Food Safety Magazine

SIGNATURE SERIES | April 2013

Horsemeat Contamination Impacts Sales and Exposes Food Chain Fragility

By Ron Wacker, Ph.D.

Horsemeat Contamination Impacts Sales and Exposes Food Chain Fragility


Retailers across Europe have reacted quickly to the ongoing horsemeat contamination issue. They have implemented species identification testing programs and removed products including frozen beef burgers and convenience/ready-to-eat meals from their shelves as concern over the origins of the horsemeat escalated.

The detection of horsemeat in beef burgers by the Food Safety Agency of Ireland (FSAI) in January was just the beginning. The scandal spread across Europe, affecting at least 13 countries. Further products, such as Bolognese sauce, lasagna and cottage pie, have also been withdrawn, as product supply lines were found to contain horsemeat.

Food Safety or Food Labeling Issue?
Beef products contaminated with horsemeat have knocked consumer confidence. Sales of frozen beef burgers are down and other convenience foods have also seen a drop in sales. The question for most, beyond the immediate presence of unlisted ingredients in products, is the origin of the horsemeat.

Unlike recent food safety scandals concerning dioxin, bovine spongiform encephalopathy, melamine and dicyandiamide, the detection of horsemeat in convenience foods is not, for now, considered to be a food safety issue. It is understood to be more a fraudulent misuse of the labeling system for economic gain. Misleading the consumer in this way is in contravention of European legislation. Based on Directive 2000/13 as well as Regulation 178/2002, as it is illegal to label a product as beef if another type of meat is present. Europol will coordinate the criminal investigation resulting from this.

“There is no excuse for contaminated beef burgers, but species identification issues are not linked just to horsemeat and beef burgers,” said Rob Parrish, vice president of global food at SGS. “This scandal clearly demonstrates the importance to both the industry and consumers of ensuring that the species a company orders, and pays for, is the species a company receives.”

Equine (Horse) DNA Testing across Europe
Evidence and test results delivered in recently make it clear that this is a European Union (EU)-wide problem, and requires an EU-wide solution. Authorities in the EU have decided that 2,500 tests of processed beef products will be analyzed for horse DNA and will be reported on in April. In addition, 4,000 samples of horsemeat will be analyzed for phenylbutazone, which could take a further 2 months. The EU’s Ministers of Public Health have further agreed that the European Commission recommendation on labeling the origin of all processed meat, should be accelerated and published as soon as possible.

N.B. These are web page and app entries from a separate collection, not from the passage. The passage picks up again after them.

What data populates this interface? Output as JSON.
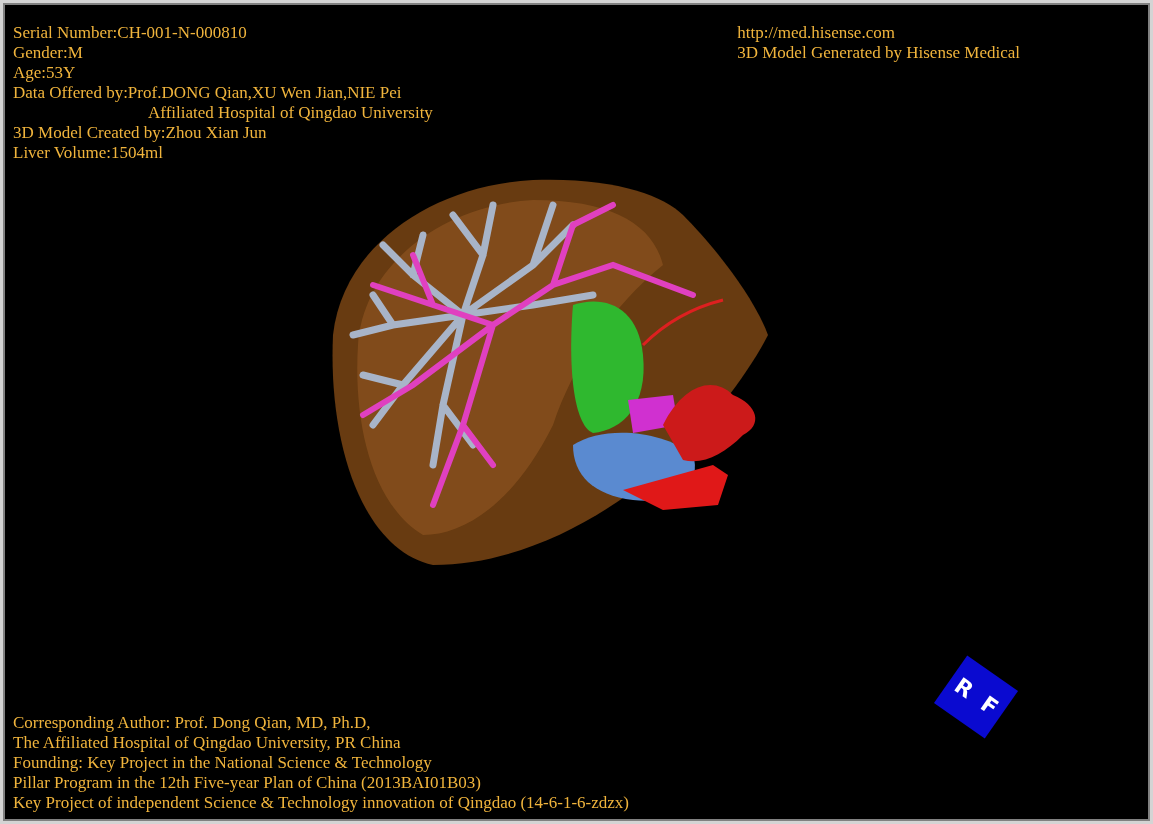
{
  "patient_info": [
    {
      "text": "Serial Number:CH-001-N-000810",
      "indented": false
    },
    {
      "text": "Gender:M",
      "indented": false
    },
    {
      "text": "Age:53Y",
      "indented": false
    },
    {
      "text": "Data Offered by:Prof.DONG Qian,XU Wen Jian,NIE Pei",
      "indented": false
    },
    {
      "text": "Affiliated Hospital of Qingdao University",
      "indented": true
    },
    {
      "text": "3D Model Created by:Zhou Xian Jun",
      "indented": false
    },
    {
      "text": "Liver Volume:1504ml",
      "indented": false
    }
  ],
  "header_right": {
    "link": "http://med.hisense.com",
    "caption": "3D Model Generated by Hisense Medical"
  },
  "orientation_cube": {
    "labels": [
      "R",
      "F"
    ]
  },
  "credits": [
    "Corresponding Author: Prof. Dong Qian, MD, Ph.D,",
    "The Affiliated Hospital of Qingdao University, PR China",
    "Founding: Key Project in the National Science & Technology",
    "Pillar Program in the 12th Five-year Plan of China (2013BAI01B03)",
    "Key Project of independent Science & Technology innovation of Qingdao (14-6-1-6-zdzx)"
  ]
}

The fear is that horses used previously in for example, sports could have entered the food supply chain. This means that the veterinary drug phenylbutazone, which is a common sedative for horses but has no license for use in horses that have been identified in their passport as not being destined for the food chain, could have contaminated some meat products with potential risk to human health. With this possibility, as well as other questions concerning the origins of the horsemeat, this labeling fraud may develop into a food safety issue.

“Even before this affair demand for species identification on food products has been increasing in the last year,” explained Parrish. “To help clients deliver high quality safe products, that are correctly labeled, SGS is completing the planned expansion of its global capabilities, creating competence centers in Asia, Europe and the Americas.

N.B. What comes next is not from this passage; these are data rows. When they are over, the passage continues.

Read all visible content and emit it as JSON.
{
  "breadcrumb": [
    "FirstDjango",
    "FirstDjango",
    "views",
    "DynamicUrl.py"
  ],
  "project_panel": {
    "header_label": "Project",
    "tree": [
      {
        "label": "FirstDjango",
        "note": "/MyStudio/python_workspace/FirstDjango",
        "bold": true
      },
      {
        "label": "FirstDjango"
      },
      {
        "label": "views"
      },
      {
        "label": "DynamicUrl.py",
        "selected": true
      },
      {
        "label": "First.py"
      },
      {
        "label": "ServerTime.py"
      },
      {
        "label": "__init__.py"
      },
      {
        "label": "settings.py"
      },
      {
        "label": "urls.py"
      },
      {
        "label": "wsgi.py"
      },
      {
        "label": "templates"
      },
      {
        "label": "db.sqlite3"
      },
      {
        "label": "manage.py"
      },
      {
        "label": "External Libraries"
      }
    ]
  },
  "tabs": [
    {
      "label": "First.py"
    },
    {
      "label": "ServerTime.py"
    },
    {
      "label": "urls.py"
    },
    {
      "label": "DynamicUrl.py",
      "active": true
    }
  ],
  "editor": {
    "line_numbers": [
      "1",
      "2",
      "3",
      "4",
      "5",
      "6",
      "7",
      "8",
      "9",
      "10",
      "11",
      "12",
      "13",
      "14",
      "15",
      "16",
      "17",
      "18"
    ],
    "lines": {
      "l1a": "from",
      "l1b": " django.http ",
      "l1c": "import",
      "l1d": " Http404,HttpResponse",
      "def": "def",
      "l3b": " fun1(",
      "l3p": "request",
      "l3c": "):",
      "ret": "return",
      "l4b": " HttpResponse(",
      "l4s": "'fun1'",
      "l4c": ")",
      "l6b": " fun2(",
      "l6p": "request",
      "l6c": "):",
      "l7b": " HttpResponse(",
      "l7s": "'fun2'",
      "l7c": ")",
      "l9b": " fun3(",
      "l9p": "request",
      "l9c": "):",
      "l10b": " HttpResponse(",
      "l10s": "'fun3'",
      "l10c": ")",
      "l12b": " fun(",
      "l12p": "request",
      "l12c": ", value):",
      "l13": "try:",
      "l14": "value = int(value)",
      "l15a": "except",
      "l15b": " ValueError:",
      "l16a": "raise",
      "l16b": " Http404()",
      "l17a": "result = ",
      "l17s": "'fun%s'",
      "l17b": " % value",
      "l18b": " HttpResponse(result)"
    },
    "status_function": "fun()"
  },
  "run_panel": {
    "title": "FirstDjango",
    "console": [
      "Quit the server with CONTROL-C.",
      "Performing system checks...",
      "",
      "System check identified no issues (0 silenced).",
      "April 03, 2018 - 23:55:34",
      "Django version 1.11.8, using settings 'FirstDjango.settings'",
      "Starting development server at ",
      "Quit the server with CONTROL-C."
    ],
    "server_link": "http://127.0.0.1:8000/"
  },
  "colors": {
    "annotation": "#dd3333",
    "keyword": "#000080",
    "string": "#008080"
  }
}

“SGS has a global network of state of the art laboratories which are equipped and strategically located to provide independent analytical and inspection services. Species detection and identification of species contaminants including pork, beef, horse, duck, turkey, chicken, and seafood can be performed.”

Verifying the Safety of Horsemeat
That horsemeat is being found in the wrong products is without question. The focus of investigation must now turn to how and where it entered the food supply chain, and whether it comes from animals intended for food production purposes.

Food safety analysis to identify medication residues and markers (phenylbutazone “bute,” anti-coccidials and other potentially harmful veterinary drugs) is now being conducted across the continent.

Rebuild Consumer Confidence
“Species identification alone is not the only answer to safeguard against adulterated product entering the food supply chain,” according to Parrish. “Implementing rigorous traceability programs is a must to assure the authenticity of products all through the supply chain.”

To reassure consumers, retailers—who bear the brunt of their concern—must take proactive steps to rebuild consumer confidence. Certification schemes confirm system compliance. However, it may be prudent to take the initiative and ensure traceability and transparency across the food supply chain, with a more rigorous testing program designed to identify issues and deter this type of fraud.

The Good News
In the UK, where early test results have been released, the FSAI has announced that of 3,500 equine DNA tests more than 99% contained no horse DNA at or above the level of 1%.

Ron Wacker, Ph.D., is the global food testing business development manager at SGS. He can be reached at ron.wacker@sgs.com.

SGS’s global network provides supplier audits, product inspection, product sampling as per official methods, mystery shopping and control on sales points to mitigate risks through the food supply chain. Our training services have been designed to improve hygiene and sanitary risk management related to the specific activities of the food industry and help to implement long-term comprehensive food safety systems. www.foodsafety.sgs.com